It is within this context that the story of the unidentified exorcist (9:38–41) is to be understood. Indeed, the sense of irony is clearly present in this story. The ministry of Jesus has incorporated the casting out of demons alongside his teaching, preaching, and healing. “Proclaiming the message and casting out demons” is how the activities of Jesus have been characterised from the start of his public activity (1:39).
In fact, the casting out of demons was integral to the charge that Jesus had given his followers earlier in their time with him: “he appointed twelve…to be with him and to be sent out to proclaim the message and to have authority to cast out demons” (3:14–15). And these very activities had formed the basis for the mission of the twelve as it is reported at 6:7–13. They model their words and deeds on Jesus: “they proclaimed that all should repent … they cast out many demons and anointed with oil many who were sick and cured them” (6:12–13).

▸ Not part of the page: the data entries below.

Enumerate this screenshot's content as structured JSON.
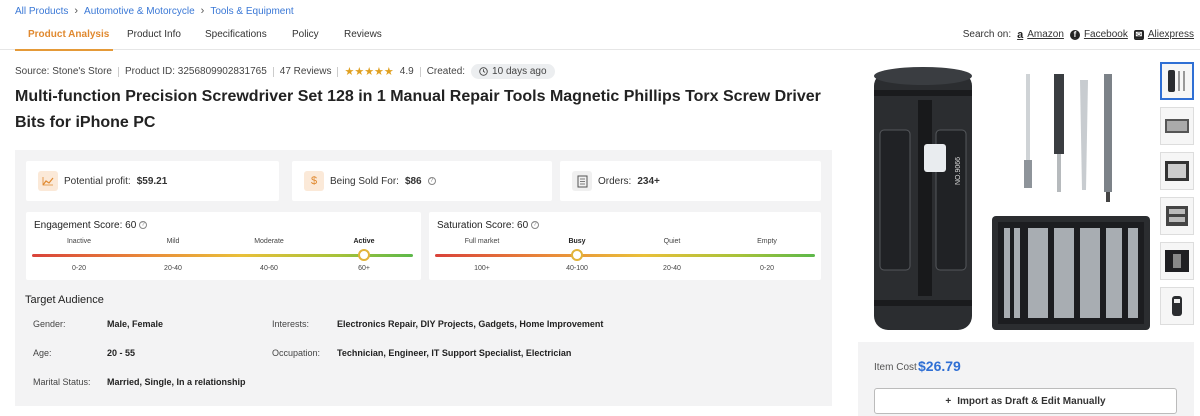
{
  "breadcrumb": [
    "All Products",
    "Automotive & Motorcycle",
    "Tools & Equipment"
  ],
  "tabs": [
    "Product Analysis",
    "Product Info",
    "Specifications",
    "Policy",
    "Reviews"
  ],
  "search_on": {
    "label": "Search on:",
    "links": [
      "Amazon",
      "Facebook",
      "Aliexpress"
    ]
  },
  "meta": {
    "source": "Source: Stone's Store",
    "product_id": "Product ID: 3256809902831765",
    "reviews": "47 Reviews",
    "rating": "4.9",
    "created_label": "Created:",
    "created_value": "10 days ago"
  },
  "title": "Multi-function Precision Screwdriver Set 128 in 1 Manual Repair Tools Magnetic Phillips Torx Screw Driver Bits for iPhone PC",
  "stats": {
    "profit_label": "Potential profit:",
    "profit_value": "$59.21",
    "sold_label": "Being Sold For:",
    "sold_value": "$86",
    "orders_label": "Orders:",
    "orders_value": "234+"
  },
  "engagement": {
    "label": "Engagement Score: 60",
    "levels": [
      "Inactive",
      "Mild",
      "Moderate",
      "Active"
    ],
    "ranges": [
      "0-20",
      "20-40",
      "40-60",
      "60+"
    ],
    "active_index": 3
  },
  "saturation": {
    "label": "Saturation Score: 60",
    "levels": [
      "Full market",
      "Busy",
      "Quiet",
      "Empty"
    ],
    "ranges": [
      "100+",
      "40-100",
      "20-40",
      "0-20"
    ],
    "active_index": 1
  },
  "audience": {
    "title": "Target Audience",
    "gender_label": "Gender:",
    "gender": "Male, Female",
    "interests_label": "Interests:",
    "interests": "Electronics Repair, DIY Projects, Gadgets, Home Improvement",
    "age_label": "Age:",
    "age": "20 - 55",
    "occupation_label": "Occupation:",
    "occupation": "Technician, Engineer, IT Support Specialist, Electrician",
    "marital_label": "Marital Status:",
    "marital": "Married, Single, In a relationship"
  },
  "product_image": {
    "case_text": "NO.9066"
  },
  "price": {
    "label": "Item Cost",
    "value": "$26.79"
  },
  "import_button": "Import as Draft & Edit Manually",
  "colors": {
    "accent": "#e0892f",
    "link": "#3a78d6",
    "price": "#2f6fd4"
  }
}
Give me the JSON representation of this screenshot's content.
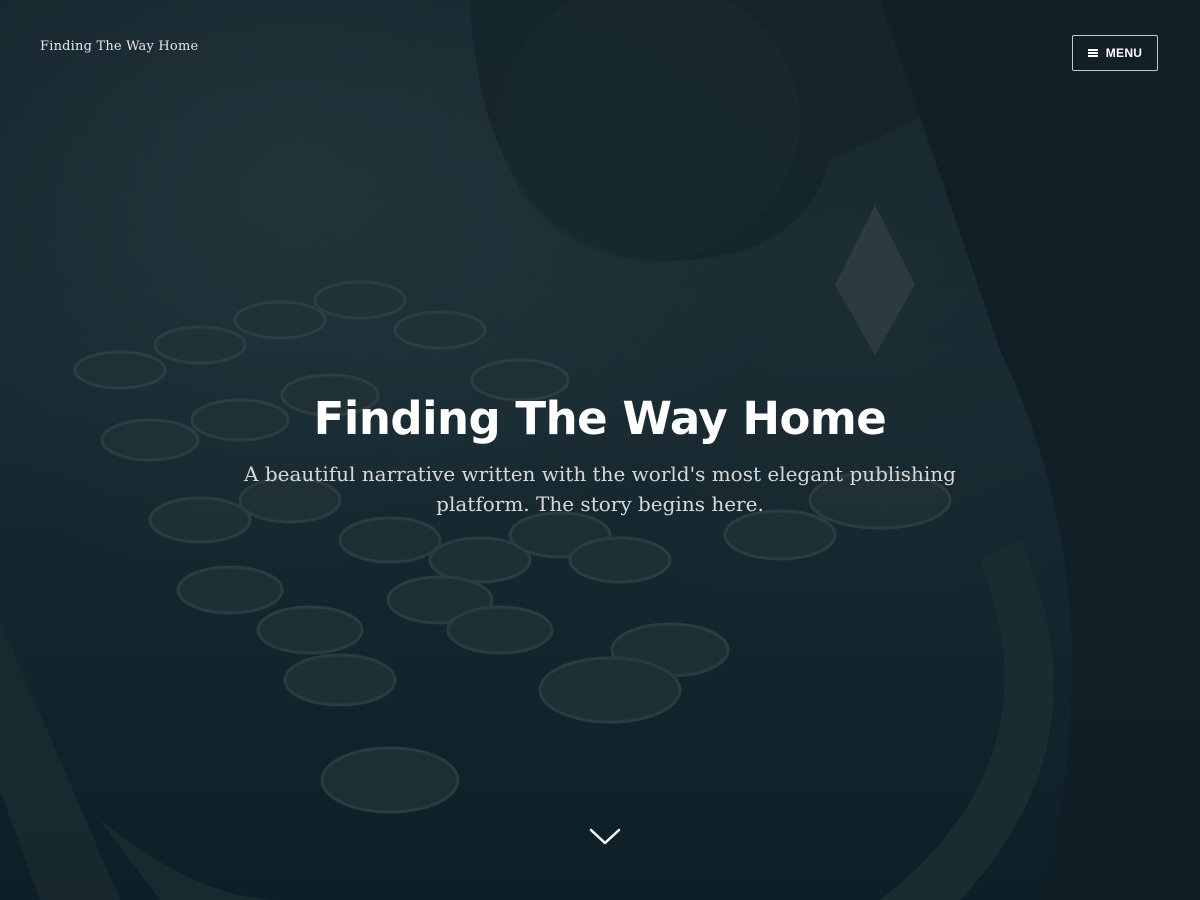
{
  "header": {
    "site_title": "Finding The Way Home",
    "menu_label": "MENU",
    "menu_icon": "hamburger-icon"
  },
  "hero": {
    "title": "Finding The Way Home",
    "tagline": "A beautiful narrative written with the world's most elegant publishing platform. The story begins here.",
    "scroll_icon": "chevron-down-icon",
    "background_image": "vintage typewriter keys"
  },
  "colors": {
    "overlay": "#0c202a",
    "text": "#ffffff"
  }
}
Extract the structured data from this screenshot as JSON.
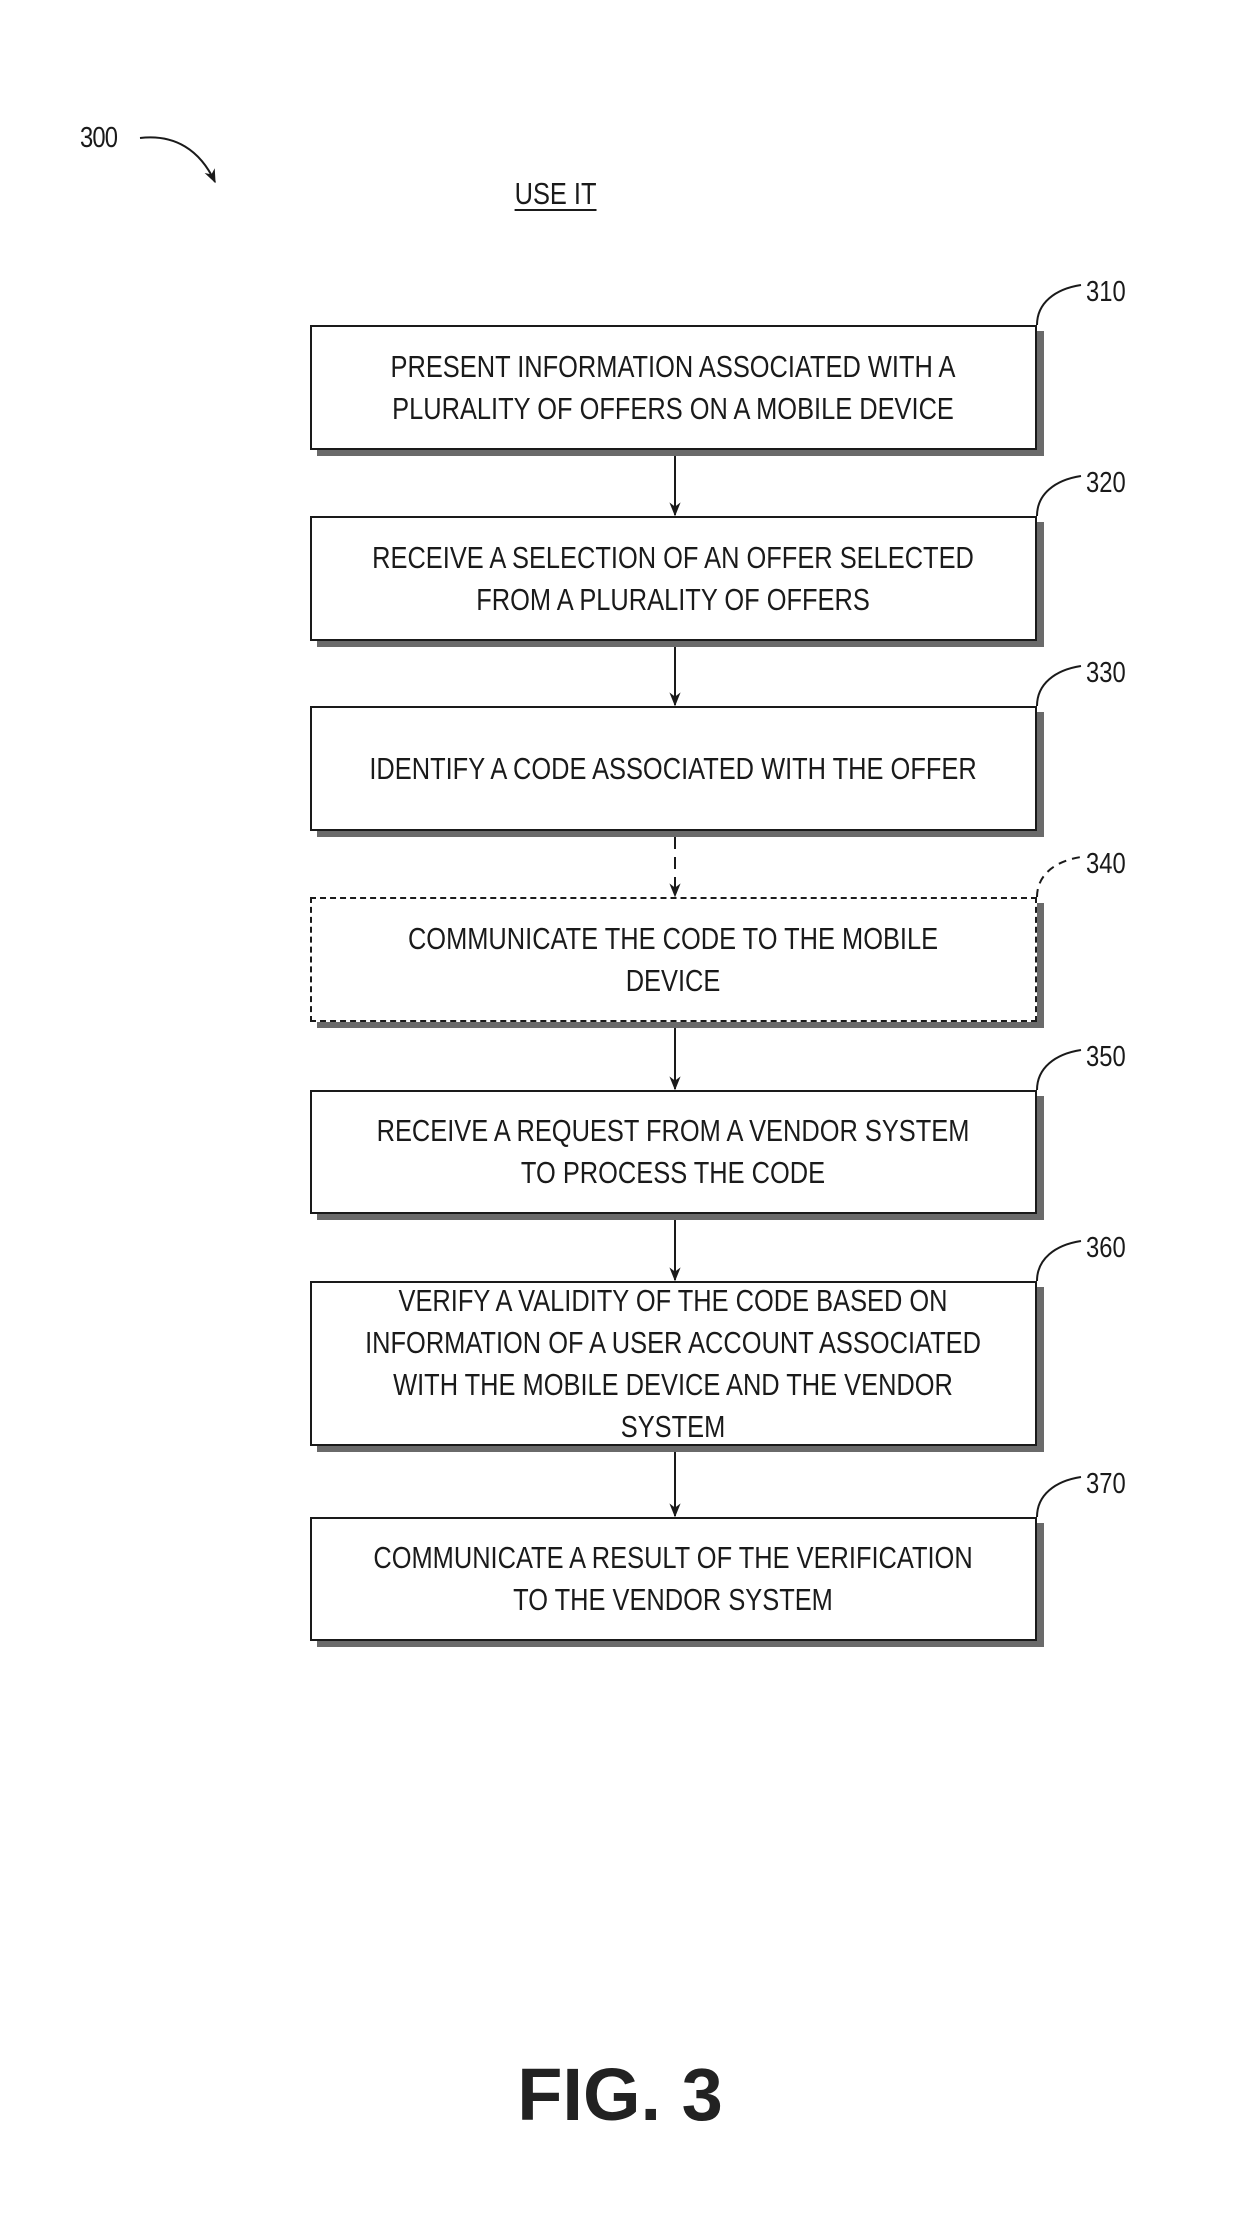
{
  "figure": {
    "reference_numeral": "300",
    "title": "USE IT",
    "label": "FIG. 3"
  },
  "steps": [
    {
      "id": "310",
      "text": "PRESENT INFORMATION ASSOCIATED WITH A\nPLURALITY OF OFFERS ON A MOBILE DEVICE",
      "optional": false
    },
    {
      "id": "320",
      "text": "RECEIVE A SELECTION OF AN OFFER SELECTED\nFROM A PLURALITY OF OFFERS",
      "optional": false
    },
    {
      "id": "330",
      "text": "IDENTIFY A CODE ASSOCIATED WITH THE OFFER",
      "optional": false
    },
    {
      "id": "340",
      "text": "COMMUNICATE THE CODE TO THE MOBILE\nDEVICE",
      "optional": true
    },
    {
      "id": "350",
      "text": "RECEIVE A REQUEST FROM A VENDOR SYSTEM\nTO PROCESS THE CODE",
      "optional": false
    },
    {
      "id": "360",
      "text": "VERIFY A VALIDITY OF THE CODE BASED ON\nINFORMATION OF A USER ACCOUNT ASSOCIATED\nWITH THE MOBILE DEVICE AND THE VENDOR\nSYSTEM",
      "optional": false
    },
    {
      "id": "370",
      "text": "COMMUNICATE A RESULT OF THE VERIFICATION\nTO THE VENDOR SYSTEM",
      "optional": false
    }
  ],
  "flow": [
    {
      "from": "310",
      "to": "320",
      "style": "solid"
    },
    {
      "from": "320",
      "to": "330",
      "style": "solid"
    },
    {
      "from": "330",
      "to": "340",
      "style": "dashed"
    },
    {
      "from": "340",
      "to": "350",
      "style": "solid"
    },
    {
      "from": "350",
      "to": "360",
      "style": "solid"
    },
    {
      "from": "360",
      "to": "370",
      "style": "solid"
    }
  ]
}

So there may be some sense of self-assured certainty when they report to Jesus that “we saw someone casting out demons in your name, and we tried to stop him, because he was not following us” (9:38). (Yes—notice the pronoun: following US! Not Jesus—but US.) But were they not aware that Jesus was not interested in this claim to authoritative ownership of the franchise of “casting out demons”? The irony, surely, is that Jesus is more interested in the wellbeing of the person possessed, than in the delegated authority of his followers as the ones who should rightly cast out the demon.
Those following Jesus have heard his teachings explaining that his focus is on the cross, losing your life, becoming a servant, drinking the cup of suffering, and being the servant of all who “gives his life as a ransom for many” (10:45). Yet they have not understood. “Whoever wants to be first must be last of all and servant of all”, he has just informed them (9:35). Yet they act as if they can continue to be first, lord over all. So again he will need to underscore his views: “whoever wishes to become great among you must be your servant” (10:43), “whoever wishes to be first among you must be slave of all” (10:44).
The irony is intensified by the placement of this incident involving the unidentified exorcist immediately after the previous parable-in-action, in which Jesus took a child into his arms, and declared, “whoever welcomes one such child in my name welcomes me, and whoever welcomes me welcomes not me but the one who sent me” (9:37). A child was a person with no authority, no status, no prestige or power; yet the low-status, not-important child is the exemplar, not only of Jesus, but of God, “the one who sent me”.
So Jesus teaches that how “one of these little ones” is treated, is the benchmark of faithfully following in his way (9:42–48). Not the one with authority, power, glory. But the “little one”, the child. In his characteristic parabolic-hyperbolic style, Jesus instructs his followers to respect “one of these little ones” by cutting off their hands, cutting off their feet, tearing out their eyes, placing the millstone around their necks and drown in the sea of they cause “one of these little one” to stumble. These are hyperbolic exaggerations, of course, about the importance of respecting, caring for, and prioritising “ one of these little ones” (9:42–48)—not literal instructions!
(**Caution: Do not try this at home. Do not take these words literally. But learn the lesson that they teach.)
In this passage, as we hear it this Sunday, the irony is intense. It is the child, the little one, the unidentified exorcist, who has priority, in the eyes of Jesus, ahead of those who seek authority, status, power, glory. The challenge is clear. The word is proclaimed. The Gospel is enacted. The way of the cross awaits …